_PROBLEM_: All of the data needs to be printed again, exactly as written.

[Dataset rows describing interfaces]

□ □ □

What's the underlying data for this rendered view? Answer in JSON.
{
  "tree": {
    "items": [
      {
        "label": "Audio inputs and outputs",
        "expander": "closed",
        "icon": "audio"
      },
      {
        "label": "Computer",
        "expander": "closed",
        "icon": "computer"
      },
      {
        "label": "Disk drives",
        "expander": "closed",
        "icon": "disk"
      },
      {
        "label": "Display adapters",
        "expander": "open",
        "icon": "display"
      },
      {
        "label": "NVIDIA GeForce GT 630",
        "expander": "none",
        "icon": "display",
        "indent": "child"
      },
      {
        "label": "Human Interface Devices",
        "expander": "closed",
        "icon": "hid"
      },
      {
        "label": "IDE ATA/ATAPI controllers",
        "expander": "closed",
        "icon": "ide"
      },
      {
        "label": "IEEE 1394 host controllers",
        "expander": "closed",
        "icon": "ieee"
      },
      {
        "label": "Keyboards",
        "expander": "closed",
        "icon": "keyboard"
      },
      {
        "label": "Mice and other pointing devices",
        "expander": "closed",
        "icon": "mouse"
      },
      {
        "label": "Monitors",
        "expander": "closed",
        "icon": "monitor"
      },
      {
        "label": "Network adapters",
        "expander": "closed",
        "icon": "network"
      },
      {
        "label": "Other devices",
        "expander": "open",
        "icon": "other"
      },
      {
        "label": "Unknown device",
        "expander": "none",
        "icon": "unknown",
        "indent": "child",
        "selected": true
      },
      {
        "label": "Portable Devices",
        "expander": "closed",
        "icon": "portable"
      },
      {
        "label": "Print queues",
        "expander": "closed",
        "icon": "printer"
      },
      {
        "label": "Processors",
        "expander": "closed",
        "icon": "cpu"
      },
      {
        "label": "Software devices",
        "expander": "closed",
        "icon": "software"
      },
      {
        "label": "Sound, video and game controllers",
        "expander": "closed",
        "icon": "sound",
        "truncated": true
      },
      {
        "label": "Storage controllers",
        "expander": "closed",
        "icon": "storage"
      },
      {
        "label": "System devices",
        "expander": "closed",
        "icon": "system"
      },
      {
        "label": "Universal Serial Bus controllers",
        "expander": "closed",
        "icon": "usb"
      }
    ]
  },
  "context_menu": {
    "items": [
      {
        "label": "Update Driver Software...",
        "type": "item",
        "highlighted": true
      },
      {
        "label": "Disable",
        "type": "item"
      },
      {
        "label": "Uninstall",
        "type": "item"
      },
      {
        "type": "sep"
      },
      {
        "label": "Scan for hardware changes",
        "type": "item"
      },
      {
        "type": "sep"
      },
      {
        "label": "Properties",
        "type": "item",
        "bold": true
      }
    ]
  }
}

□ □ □

_FINAL ANSWER_:
What's the underlying data for this rendered view? Answer in JSON.
{
  "tree": {
    "items": [
      {
        "label": "Audio inputs and outputs",
        "expander": "closed",
        "icon": "audio"
      },
      {
        "label": "Computer",
        "expander": "closed",
        "icon": "computer"
      },
      {
        "label": "Disk drives",
        "expander": "closed",
        "icon": "disk"
      },
      {
        "label": "Display adapters",
        "expander": "open",
        "icon": "display"
      },
      {
        "label": "NVIDIA GeForce GT 630",
        "expander": "none",
        "icon": "display",
        "indent": "child"
      },
      {
        "label": "Human Interface Devices",
        "expander": "closed",
        "icon": "hid"
      },
      {
        "label": "IDE ATA/ATAPI controllers",
        "expander": "closed",
        "icon": "ide"
      },
      {
        "label": "IEEE 1394 host controllers",
        "expander": "closed",
        "icon": "ieee"
      },
      {
        "label": "Keyboards",
        "expander": "closed",
        "icon": "keyboard"
      },
      {
        "label": "Mice and other pointing devices",
        "expander": "closed",
        "icon": "mouse"
      },
      {
        "label": "Monitors",
        "expander": "closed",
        "icon": "monitor"
      },
      {
        "label": "Network adapters",
        "expander": "closed",
        "icon": "network"
      },
      {
        "label": "Other devices",
        "expander": "open",
        "icon": "other"
      },
      {
        "label": "Unknown device",
        "expander": "none",
        "icon": "unknown",
        "indent": "child",
        "selected": true
      },
      {
        "label": "Portable Devices",
        "expander": "closed",
        "icon": "portable"
      },
      {
        "label": "Print queues",
        "expander": "closed",
        "icon": "printer"
      },
      {
        "label": "Processors",
        "expander": "closed",
        "icon": "cpu"
      },
      {
        "label": "Software devices",
        "expander": "closed",
        "icon": "software"
      },
      {
        "label": "Sound, video and game controllers",
        "expander": "closed",
        "icon": "sound",
        "truncated": true
      },
      {
        "label": "Storage controllers",
        "expander": "closed",
        "icon": "storage"
      },
      {
        "label": "System devices",
        "expander": "closed",
        "icon": "system"
      },
      {
        "label": "Universal Serial Bus controllers",
        "expander": "closed",
        "icon": "usb"
      }
    ]
  },
  "context_menu": {
    "items": [
      {
        "label": "Update Driver Software...",
        "type": "item",
        "highlighted": true
      },
      {
        "label": "Disable",
        "type": "item"
      },
      {
        "label": "Uninstall",
        "type": "item"
      },
      {
        "type": "sep"
      },
      {
        "label": "Scan for hardware changes",
        "type": "item"
      },
      {
        "type": "sep"
      },
      {
        "label": "Properties",
        "type": "item",
        "bold": true
      }
    ]
  }
}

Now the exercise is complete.